Chinese man ate bamboo to survive five days lost on mountain he climbed in a T-shirt
The 26-year-old resorted to a panda’s diet after ‘rash’ decision to explore peak in Chengdu without supplies, following row with his mother
A man has been rescued from the highest peak in China’s “panda capital” after five days of subsisting on bamboo and spring water to survive.
Zhou Bo, a first-time mountaineer, was discovered on Xiling Snow Mountain, in Chengdu in southwest China’s Sichuan province, by a local farmer last Saturday afternoon after four days of fruitless rescue operations, state-funded media site ThePaper.cn reported on Tuesday.
The 26-year-old was found conscious but exhausted under a tree on the mountain, which reaches 5,364 metres above sea level, and was recovering in hospital, the report stated.
He had drunk spring water and used rocks to dig out and eat bamboo shoots – the staple diet of giant pandas.
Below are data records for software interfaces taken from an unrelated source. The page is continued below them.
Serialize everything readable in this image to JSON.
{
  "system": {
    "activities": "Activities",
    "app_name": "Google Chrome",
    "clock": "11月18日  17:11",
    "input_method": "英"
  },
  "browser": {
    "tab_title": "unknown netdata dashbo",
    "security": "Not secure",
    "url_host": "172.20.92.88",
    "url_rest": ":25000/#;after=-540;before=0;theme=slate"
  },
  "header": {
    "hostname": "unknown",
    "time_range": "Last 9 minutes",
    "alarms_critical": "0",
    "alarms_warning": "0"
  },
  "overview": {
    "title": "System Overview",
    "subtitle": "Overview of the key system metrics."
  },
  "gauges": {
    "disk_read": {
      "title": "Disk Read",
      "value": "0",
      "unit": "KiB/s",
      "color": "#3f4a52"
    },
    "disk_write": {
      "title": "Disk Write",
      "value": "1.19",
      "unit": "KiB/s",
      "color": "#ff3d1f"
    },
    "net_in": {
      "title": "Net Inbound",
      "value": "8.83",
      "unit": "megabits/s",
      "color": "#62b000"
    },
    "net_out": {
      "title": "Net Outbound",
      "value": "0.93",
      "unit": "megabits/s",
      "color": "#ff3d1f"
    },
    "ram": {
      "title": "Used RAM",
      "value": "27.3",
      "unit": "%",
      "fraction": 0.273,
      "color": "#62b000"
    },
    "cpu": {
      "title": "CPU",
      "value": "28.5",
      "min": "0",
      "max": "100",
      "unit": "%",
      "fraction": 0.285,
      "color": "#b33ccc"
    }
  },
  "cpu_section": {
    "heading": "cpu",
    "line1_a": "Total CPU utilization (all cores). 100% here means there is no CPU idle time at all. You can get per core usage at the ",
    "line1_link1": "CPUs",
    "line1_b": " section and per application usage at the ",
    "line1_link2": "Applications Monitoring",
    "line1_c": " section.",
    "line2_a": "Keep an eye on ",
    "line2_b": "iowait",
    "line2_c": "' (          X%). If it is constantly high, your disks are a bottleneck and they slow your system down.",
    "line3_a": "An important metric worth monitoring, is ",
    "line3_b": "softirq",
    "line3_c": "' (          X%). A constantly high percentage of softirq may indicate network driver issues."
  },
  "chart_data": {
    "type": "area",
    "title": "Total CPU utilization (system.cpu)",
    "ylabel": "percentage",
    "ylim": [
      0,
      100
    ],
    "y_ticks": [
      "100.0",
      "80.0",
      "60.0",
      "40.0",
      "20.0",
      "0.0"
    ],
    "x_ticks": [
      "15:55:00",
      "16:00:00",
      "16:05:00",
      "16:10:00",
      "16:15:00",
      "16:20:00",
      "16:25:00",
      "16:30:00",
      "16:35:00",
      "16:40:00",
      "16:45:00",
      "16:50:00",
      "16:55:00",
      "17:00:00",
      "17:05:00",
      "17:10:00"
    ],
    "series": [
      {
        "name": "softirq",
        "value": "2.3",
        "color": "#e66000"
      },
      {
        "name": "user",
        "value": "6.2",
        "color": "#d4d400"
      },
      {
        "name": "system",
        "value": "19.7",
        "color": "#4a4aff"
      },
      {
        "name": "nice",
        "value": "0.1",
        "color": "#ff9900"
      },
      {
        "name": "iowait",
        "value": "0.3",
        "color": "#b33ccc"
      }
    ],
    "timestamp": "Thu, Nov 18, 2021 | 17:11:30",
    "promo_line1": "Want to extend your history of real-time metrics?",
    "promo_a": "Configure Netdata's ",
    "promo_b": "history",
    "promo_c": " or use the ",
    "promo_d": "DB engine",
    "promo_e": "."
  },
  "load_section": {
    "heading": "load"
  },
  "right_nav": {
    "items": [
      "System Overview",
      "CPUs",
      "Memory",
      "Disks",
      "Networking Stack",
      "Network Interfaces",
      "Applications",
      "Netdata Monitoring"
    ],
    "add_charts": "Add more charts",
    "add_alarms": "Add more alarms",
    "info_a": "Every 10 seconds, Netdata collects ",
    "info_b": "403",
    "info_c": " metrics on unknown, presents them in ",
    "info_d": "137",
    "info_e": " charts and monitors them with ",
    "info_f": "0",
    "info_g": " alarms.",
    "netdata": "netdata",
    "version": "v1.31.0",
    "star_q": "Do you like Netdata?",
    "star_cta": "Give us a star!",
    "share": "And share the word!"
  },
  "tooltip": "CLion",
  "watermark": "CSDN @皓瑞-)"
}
Chengdu is home to China’s main giant panda research centre.
According to the report, Zhou ventured onto the mountain – the location of China’s largest ski resort – alone last Monday, after an argument with his mother, Yu Fang.
After becoming lost that evening, Zhou, wearing a short-sleeve shirt, sought refuge in a cave, having taken no hiking equipment or food with him.
“My phone didn’t have any signal, and the rain was coming down harder,” he was quoted as saying afterwards.
“I thought I would still be able to get off the mountain, which is why I didn’t call the police at first.”
Zhou was forced to call the police the following morning, with his phone battery running low and the mountain cloaked in heavy fog.
The police responded by sending about 180 search and rescue personnel onto the mountain, but rain and fog severely limited visibility.
On the fifth day, a farmer who had gone to collect herbs found Zhou, who no longer had the strength to walk, according to the report.
Zhou was quoted as saying that he had read books and watched videos about mountaineering but had no prior experience of it, and that he had acted impulsively and would not be so rash in future.